--- RAW DATA Enclosed Below ---

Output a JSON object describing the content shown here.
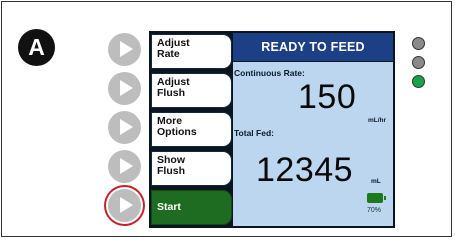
{
  "badge": "A",
  "soft_keys": [
    {
      "line1": "Adjust",
      "line2": "Rate"
    },
    {
      "line1": "Adjust",
      "line2": "Flush"
    },
    {
      "line1": "More",
      "line2": "Options"
    },
    {
      "line1": "Show",
      "line2": "Flush"
    },
    {
      "line1": "Start",
      "line2": ""
    }
  ],
  "status_title": "READY TO FEED",
  "continuous_rate": {
    "label": "Continuous Rate:",
    "value": "150",
    "unit": "mL/hr"
  },
  "total_fed": {
    "label": "Total Fed:",
    "value": "12345",
    "unit": "mL"
  },
  "battery": {
    "percent_label": "70%",
    "level": 0.7
  },
  "indicator_leds": [
    {
      "name": "led-top",
      "color": "#8a8a8a"
    },
    {
      "name": "led-middle",
      "color": "#8a8a8a"
    },
    {
      "name": "led-bottom",
      "color": "#16a34a"
    }
  ],
  "colors": {
    "header": "#1d3f86",
    "panel": "#bcd6ef",
    "start_key": "#1e6b22",
    "focus_ring": "#c8202c"
  }
}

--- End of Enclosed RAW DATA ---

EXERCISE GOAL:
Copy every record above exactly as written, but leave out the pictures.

RESPONSE TO THIS EXERCISE:
Output a JSON object describing the content shown here.
{
  "badge": "A",
  "soft_keys": [
    {
      "line1": "Adjust",
      "line2": "Rate"
    },
    {
      "line1": "Adjust",
      "line2": "Flush"
    },
    {
      "line1": "More",
      "line2": "Options"
    },
    {
      "line1": "Show",
      "line2": "Flush"
    },
    {
      "line1": "Start",
      "line2": ""
    }
  ],
  "status_title": "READY TO FEED",
  "continuous_rate": {
    "label": "Continuous Rate:",
    "value": "150",
    "unit": "mL/hr"
  },
  "total_fed": {
    "label": "Total Fed:",
    "value": "12345",
    "unit": "mL"
  },
  "battery": {
    "percent_label": "70%",
    "level": 0.7
  },
  "indicator_leds": [
    {
      "name": "led-top",
      "color": "#8a8a8a"
    },
    {
      "name": "led-middle",
      "color": "#8a8a8a"
    },
    {
      "name": "led-bottom",
      "color": "#16a34a"
    }
  ],
  "colors": {
    "header": "#1d3f86",
    "panel": "#bcd6ef",
    "start_key": "#1e6b22",
    "focus_ring": "#c8202c"
  }
}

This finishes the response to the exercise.